§ REQUIRED ACTION: Search the records for the string "minimize" and copy every line in which it appears.

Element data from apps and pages
━━━

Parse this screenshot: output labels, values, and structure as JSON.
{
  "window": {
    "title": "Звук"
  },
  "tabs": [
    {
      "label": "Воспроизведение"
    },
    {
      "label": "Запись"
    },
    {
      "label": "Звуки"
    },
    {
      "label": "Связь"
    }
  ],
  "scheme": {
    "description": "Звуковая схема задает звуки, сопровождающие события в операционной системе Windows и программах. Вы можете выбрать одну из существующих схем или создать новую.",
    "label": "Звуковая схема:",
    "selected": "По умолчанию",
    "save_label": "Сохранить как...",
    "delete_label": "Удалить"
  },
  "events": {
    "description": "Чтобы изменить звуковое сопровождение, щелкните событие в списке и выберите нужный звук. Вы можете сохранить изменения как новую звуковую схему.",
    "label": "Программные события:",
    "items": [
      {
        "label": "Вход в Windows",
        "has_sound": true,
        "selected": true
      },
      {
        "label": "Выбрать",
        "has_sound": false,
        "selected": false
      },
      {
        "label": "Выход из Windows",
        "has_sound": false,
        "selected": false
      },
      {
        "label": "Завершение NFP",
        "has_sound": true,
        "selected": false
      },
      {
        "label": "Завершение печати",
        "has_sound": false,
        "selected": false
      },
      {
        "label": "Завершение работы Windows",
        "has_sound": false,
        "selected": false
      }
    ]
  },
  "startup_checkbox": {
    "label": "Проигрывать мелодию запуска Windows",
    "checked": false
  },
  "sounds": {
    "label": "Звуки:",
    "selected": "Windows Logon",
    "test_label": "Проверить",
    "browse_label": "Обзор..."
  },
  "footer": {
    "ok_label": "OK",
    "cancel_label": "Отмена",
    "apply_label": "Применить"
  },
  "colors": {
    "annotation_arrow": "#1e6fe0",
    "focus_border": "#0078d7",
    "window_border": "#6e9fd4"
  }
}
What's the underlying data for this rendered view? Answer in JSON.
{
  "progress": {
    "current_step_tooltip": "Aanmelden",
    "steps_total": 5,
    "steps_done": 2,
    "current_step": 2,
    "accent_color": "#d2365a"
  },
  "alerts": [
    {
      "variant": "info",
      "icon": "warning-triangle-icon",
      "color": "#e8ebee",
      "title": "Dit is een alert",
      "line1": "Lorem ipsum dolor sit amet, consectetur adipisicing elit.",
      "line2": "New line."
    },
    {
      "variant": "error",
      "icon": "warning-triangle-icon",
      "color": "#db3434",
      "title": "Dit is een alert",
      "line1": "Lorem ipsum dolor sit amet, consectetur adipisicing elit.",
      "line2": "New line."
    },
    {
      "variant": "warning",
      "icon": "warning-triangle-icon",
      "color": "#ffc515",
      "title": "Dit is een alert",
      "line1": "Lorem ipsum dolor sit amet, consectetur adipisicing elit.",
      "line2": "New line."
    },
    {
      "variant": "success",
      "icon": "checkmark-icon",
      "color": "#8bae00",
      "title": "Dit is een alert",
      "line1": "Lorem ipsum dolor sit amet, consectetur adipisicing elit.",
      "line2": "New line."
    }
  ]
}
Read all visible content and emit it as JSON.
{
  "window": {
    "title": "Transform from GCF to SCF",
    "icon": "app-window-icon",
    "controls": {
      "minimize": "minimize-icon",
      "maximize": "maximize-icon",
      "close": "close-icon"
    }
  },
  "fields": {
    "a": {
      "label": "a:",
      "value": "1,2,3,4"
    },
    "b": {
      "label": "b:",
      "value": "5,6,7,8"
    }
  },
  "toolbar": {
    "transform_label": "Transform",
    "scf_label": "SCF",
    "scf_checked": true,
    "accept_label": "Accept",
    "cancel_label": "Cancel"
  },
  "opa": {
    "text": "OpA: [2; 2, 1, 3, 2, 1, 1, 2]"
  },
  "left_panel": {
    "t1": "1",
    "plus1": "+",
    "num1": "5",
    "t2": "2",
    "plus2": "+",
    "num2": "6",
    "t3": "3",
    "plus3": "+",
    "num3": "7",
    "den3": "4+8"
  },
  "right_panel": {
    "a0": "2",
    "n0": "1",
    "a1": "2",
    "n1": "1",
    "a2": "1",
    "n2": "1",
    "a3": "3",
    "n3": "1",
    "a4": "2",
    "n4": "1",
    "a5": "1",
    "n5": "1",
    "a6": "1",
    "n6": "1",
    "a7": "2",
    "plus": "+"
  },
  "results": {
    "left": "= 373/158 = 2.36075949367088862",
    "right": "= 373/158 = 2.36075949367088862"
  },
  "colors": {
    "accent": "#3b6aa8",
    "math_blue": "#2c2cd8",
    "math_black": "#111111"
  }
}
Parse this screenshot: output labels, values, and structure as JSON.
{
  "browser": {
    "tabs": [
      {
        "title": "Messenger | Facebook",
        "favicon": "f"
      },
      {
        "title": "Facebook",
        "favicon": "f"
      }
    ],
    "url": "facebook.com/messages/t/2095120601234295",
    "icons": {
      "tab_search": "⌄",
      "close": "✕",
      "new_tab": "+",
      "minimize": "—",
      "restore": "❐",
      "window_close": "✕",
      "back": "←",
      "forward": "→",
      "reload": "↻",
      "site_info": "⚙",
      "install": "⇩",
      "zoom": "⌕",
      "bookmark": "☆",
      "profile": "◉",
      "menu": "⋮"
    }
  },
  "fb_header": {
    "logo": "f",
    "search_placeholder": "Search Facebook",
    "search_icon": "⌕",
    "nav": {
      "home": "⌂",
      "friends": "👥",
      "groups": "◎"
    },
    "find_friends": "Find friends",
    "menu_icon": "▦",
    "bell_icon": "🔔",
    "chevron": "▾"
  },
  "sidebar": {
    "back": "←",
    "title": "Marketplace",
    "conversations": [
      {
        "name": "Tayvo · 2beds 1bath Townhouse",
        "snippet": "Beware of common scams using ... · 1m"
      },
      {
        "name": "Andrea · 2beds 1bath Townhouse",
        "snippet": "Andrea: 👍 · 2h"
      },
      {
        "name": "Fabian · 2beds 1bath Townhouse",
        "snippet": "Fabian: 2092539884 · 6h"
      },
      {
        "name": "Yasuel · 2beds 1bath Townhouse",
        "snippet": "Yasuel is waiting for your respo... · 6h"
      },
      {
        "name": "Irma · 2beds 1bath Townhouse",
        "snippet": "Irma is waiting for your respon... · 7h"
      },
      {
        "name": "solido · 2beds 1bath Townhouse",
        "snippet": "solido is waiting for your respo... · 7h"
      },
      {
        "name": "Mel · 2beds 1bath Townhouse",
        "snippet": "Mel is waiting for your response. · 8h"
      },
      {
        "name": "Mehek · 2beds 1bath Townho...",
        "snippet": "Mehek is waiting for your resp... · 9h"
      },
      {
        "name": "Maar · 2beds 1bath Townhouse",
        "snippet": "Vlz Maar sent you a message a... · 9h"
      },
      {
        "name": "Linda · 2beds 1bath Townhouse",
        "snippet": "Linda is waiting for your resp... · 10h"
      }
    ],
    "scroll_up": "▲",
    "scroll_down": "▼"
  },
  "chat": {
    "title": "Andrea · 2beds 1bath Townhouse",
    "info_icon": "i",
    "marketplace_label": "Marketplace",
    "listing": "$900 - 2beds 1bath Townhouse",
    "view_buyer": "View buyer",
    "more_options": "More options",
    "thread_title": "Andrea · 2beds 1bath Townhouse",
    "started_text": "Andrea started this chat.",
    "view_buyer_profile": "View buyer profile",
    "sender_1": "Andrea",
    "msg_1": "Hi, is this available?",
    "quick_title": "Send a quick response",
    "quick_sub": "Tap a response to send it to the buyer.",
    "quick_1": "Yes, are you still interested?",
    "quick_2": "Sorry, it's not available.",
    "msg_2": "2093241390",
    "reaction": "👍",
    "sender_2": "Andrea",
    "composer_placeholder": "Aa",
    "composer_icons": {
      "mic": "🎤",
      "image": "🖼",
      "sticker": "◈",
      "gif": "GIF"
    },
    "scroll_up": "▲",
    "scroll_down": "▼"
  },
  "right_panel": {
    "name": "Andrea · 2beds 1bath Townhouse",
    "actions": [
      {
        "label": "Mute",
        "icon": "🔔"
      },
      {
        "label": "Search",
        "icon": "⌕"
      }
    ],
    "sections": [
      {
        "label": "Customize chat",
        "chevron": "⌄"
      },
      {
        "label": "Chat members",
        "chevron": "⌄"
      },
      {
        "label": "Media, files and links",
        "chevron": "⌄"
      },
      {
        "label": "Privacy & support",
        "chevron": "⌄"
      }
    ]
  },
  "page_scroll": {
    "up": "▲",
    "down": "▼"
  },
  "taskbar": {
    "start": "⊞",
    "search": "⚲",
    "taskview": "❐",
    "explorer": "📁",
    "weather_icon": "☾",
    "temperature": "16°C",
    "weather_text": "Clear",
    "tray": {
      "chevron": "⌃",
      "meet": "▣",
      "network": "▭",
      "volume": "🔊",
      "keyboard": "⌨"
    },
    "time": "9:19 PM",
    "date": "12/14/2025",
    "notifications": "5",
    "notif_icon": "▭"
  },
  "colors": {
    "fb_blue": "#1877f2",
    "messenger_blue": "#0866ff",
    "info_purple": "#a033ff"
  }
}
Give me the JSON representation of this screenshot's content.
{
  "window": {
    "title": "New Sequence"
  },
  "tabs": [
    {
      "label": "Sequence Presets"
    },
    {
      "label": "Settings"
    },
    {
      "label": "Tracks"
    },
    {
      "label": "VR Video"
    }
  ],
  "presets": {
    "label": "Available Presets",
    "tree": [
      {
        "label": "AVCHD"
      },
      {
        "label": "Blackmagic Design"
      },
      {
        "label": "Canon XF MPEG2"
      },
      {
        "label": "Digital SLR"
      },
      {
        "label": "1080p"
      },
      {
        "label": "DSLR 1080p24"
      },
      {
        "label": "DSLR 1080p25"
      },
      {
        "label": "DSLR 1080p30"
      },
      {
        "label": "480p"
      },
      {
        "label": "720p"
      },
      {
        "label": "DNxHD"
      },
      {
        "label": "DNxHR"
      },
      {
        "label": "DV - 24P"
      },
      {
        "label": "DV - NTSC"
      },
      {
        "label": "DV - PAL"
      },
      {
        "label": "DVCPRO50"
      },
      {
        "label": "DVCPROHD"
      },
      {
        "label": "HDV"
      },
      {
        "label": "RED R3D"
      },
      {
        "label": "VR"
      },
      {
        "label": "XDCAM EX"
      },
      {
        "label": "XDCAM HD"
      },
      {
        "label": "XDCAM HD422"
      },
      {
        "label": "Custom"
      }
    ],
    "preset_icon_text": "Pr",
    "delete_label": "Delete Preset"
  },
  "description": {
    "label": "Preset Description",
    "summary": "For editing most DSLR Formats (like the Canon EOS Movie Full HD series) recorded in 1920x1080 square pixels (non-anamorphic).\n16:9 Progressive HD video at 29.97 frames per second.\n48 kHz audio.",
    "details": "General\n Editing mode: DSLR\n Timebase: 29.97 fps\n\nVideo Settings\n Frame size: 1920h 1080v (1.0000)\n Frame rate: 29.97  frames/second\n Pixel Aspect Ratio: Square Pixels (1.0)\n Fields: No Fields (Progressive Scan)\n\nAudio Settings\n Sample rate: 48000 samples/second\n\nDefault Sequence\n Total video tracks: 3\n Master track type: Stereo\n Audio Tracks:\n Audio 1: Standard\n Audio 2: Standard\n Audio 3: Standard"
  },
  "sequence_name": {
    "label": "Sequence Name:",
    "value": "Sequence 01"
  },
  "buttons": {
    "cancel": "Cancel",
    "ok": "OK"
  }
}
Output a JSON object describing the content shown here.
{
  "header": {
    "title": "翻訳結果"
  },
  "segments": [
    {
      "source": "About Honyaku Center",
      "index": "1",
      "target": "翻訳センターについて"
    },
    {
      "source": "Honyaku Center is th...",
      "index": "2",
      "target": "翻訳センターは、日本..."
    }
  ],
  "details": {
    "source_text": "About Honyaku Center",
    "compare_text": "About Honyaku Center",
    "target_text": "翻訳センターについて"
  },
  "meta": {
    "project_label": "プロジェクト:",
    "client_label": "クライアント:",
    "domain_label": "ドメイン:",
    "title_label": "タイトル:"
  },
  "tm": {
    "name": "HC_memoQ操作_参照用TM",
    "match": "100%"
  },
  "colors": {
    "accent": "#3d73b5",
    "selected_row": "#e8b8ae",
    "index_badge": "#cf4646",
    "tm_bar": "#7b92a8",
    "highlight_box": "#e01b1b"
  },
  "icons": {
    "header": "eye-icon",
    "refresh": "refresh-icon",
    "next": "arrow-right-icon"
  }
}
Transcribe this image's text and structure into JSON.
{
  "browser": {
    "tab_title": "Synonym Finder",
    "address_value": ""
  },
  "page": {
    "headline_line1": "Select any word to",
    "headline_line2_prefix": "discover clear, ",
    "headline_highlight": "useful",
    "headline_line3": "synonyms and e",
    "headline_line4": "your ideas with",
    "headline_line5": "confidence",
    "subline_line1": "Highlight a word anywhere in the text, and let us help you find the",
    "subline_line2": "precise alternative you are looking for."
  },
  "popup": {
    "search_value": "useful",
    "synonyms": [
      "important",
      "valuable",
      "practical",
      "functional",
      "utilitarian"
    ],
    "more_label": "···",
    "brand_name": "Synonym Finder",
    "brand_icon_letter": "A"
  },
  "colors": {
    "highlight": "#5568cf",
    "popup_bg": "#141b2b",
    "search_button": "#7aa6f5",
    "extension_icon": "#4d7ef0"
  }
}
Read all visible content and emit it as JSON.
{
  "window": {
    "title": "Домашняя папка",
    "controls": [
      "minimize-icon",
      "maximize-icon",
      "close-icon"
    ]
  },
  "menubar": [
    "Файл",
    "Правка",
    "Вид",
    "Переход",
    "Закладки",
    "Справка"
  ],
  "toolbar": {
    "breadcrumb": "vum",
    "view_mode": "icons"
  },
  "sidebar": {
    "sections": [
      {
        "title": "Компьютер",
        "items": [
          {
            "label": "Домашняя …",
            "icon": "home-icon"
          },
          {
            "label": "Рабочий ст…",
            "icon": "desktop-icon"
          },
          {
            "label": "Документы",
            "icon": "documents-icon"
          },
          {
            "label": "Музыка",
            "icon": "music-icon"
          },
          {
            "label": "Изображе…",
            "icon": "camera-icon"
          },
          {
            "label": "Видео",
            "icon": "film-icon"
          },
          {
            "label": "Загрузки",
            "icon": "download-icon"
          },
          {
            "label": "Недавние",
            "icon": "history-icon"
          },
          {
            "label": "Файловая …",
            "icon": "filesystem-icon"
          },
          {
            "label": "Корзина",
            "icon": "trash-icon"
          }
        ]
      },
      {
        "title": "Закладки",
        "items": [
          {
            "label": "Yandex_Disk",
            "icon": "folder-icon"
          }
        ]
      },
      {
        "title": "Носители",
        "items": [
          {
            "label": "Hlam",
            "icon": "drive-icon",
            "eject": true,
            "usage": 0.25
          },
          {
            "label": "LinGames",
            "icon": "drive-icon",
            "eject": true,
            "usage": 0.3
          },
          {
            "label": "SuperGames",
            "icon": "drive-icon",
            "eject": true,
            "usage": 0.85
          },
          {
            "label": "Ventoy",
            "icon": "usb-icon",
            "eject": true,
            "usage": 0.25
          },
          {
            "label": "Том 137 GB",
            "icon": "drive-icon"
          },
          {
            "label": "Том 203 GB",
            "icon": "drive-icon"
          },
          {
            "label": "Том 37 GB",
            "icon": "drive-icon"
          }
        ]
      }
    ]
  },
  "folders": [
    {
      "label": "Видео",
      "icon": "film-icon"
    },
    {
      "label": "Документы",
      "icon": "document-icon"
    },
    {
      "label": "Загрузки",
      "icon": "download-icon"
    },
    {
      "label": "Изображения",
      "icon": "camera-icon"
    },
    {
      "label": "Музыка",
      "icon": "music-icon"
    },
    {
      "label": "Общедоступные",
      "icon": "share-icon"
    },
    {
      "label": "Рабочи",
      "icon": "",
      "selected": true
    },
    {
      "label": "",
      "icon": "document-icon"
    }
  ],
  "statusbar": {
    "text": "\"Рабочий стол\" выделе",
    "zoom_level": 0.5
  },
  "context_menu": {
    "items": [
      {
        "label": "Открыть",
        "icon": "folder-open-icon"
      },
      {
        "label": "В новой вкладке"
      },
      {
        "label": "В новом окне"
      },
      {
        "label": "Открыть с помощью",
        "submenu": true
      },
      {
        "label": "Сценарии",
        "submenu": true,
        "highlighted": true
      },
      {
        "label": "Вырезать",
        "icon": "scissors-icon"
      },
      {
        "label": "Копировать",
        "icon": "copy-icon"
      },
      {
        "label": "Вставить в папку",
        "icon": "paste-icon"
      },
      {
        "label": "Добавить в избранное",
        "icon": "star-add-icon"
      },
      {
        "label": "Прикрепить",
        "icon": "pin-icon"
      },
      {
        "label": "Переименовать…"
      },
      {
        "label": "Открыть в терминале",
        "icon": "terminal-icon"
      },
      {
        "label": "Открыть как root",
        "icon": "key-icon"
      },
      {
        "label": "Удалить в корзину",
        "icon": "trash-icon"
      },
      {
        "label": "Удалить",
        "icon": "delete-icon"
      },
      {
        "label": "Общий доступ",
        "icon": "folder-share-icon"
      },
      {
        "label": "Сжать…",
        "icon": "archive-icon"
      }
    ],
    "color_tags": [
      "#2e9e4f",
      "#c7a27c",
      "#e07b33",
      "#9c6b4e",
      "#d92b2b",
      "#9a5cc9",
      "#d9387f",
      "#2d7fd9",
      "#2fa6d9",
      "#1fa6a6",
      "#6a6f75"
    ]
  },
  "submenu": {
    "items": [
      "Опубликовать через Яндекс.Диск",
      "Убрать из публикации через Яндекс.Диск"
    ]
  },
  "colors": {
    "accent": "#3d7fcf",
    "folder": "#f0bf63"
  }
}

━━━

§ RESPONSE TO THE EXERCISE:
      "minimize": "minimize-icon",
      "minimize": "—",
      "minimize-icon",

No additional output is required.